WORK REQUEST:
Wherever the string "JSON" shows up in the records below, return that line.

====================

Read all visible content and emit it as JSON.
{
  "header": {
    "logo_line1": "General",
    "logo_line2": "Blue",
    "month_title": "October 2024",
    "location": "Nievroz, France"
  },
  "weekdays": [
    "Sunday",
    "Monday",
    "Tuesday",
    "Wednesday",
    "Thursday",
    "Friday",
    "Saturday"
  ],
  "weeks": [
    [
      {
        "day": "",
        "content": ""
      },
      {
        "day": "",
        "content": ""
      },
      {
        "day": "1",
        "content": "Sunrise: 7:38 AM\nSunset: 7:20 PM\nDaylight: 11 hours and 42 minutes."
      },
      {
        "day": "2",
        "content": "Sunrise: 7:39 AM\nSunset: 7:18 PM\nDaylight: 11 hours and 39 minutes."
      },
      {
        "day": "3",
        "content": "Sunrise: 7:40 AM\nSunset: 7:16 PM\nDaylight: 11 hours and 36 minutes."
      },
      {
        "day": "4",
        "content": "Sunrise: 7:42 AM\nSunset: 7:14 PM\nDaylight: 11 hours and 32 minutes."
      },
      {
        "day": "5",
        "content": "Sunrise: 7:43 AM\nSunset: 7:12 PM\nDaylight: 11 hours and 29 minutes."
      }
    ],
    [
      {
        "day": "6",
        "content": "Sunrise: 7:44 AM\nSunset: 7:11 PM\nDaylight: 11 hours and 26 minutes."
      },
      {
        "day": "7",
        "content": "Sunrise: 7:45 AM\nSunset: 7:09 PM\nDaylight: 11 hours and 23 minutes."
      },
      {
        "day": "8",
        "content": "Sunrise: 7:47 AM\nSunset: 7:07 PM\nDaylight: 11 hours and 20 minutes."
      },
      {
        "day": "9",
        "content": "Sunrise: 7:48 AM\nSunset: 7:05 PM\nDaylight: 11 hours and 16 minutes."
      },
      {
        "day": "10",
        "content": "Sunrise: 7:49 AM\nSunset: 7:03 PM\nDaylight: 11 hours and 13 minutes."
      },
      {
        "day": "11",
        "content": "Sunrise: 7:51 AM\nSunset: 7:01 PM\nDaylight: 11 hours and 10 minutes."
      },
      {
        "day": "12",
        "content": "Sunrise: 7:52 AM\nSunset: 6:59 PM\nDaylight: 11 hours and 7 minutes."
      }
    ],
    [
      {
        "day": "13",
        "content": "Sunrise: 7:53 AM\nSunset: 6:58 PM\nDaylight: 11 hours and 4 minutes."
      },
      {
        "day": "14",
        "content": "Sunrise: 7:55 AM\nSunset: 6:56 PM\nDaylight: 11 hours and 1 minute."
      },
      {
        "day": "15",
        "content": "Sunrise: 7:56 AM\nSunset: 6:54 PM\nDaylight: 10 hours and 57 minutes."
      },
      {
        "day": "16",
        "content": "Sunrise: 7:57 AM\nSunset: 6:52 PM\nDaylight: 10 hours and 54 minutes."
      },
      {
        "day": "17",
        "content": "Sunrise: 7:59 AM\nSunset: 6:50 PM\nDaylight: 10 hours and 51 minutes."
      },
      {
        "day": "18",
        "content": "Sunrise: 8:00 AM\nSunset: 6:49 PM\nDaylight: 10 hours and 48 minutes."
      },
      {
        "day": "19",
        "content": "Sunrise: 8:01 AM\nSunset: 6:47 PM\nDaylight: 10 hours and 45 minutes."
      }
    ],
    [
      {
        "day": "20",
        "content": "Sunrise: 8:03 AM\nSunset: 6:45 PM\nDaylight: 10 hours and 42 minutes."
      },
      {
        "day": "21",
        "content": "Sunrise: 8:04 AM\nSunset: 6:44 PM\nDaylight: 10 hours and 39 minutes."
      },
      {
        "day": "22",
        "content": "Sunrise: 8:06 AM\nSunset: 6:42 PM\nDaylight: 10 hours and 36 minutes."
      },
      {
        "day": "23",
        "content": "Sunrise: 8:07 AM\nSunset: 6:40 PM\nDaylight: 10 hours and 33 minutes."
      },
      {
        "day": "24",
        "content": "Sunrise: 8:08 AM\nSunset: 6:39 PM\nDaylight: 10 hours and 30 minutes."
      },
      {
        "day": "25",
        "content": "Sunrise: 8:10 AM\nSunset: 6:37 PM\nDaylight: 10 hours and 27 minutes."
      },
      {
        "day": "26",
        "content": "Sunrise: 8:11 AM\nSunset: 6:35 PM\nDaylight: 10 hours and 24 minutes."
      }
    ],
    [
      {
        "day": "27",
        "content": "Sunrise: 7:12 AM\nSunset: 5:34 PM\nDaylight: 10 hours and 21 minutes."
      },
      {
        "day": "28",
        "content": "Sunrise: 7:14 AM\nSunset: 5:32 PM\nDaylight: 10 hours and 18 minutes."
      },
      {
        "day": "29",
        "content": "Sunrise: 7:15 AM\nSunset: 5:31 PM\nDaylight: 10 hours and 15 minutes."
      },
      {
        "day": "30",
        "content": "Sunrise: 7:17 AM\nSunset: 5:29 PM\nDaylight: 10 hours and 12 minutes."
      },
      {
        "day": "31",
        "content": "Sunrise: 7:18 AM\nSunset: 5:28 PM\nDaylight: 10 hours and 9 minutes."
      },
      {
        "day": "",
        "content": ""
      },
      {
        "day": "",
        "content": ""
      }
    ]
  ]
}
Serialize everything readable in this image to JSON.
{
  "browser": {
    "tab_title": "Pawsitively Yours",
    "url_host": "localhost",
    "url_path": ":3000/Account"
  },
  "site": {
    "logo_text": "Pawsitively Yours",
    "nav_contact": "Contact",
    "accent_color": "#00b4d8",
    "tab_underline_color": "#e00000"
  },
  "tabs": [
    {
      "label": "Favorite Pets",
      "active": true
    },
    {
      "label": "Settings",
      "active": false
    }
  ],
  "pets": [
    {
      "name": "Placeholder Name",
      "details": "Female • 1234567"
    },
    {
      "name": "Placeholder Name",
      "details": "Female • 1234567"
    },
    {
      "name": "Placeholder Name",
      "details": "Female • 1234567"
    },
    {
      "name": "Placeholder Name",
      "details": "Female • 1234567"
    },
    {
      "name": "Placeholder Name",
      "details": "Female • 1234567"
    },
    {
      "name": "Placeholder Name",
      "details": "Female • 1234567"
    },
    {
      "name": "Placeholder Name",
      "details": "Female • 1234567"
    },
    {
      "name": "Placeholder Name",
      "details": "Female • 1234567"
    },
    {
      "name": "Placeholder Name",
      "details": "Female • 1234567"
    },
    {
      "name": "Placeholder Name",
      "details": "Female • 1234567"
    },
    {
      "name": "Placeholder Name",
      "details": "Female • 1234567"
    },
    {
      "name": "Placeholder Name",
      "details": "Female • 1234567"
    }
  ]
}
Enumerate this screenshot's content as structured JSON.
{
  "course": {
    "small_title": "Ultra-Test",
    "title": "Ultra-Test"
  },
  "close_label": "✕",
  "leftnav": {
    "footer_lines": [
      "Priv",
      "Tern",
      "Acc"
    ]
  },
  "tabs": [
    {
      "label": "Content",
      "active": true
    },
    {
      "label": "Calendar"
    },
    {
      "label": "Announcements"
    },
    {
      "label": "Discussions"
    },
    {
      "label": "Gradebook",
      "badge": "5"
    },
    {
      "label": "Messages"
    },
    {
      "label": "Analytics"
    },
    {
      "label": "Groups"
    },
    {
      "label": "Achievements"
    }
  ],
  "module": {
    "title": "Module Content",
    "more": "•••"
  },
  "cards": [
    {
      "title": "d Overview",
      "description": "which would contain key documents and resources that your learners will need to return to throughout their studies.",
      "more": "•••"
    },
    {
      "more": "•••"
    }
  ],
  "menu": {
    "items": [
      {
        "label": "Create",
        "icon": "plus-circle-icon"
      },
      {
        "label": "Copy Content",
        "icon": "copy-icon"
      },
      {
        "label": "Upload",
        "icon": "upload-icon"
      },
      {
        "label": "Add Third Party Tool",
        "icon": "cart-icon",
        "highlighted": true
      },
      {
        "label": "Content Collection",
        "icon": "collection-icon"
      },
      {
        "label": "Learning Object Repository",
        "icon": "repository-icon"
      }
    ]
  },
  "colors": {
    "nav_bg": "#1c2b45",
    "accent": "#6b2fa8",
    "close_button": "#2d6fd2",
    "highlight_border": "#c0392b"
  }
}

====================

ANSWER:
Read all visible content and emit it as JSON.
Serialize everything readable in this image to JSON.
Enumerate this screenshot's content as structured JSON.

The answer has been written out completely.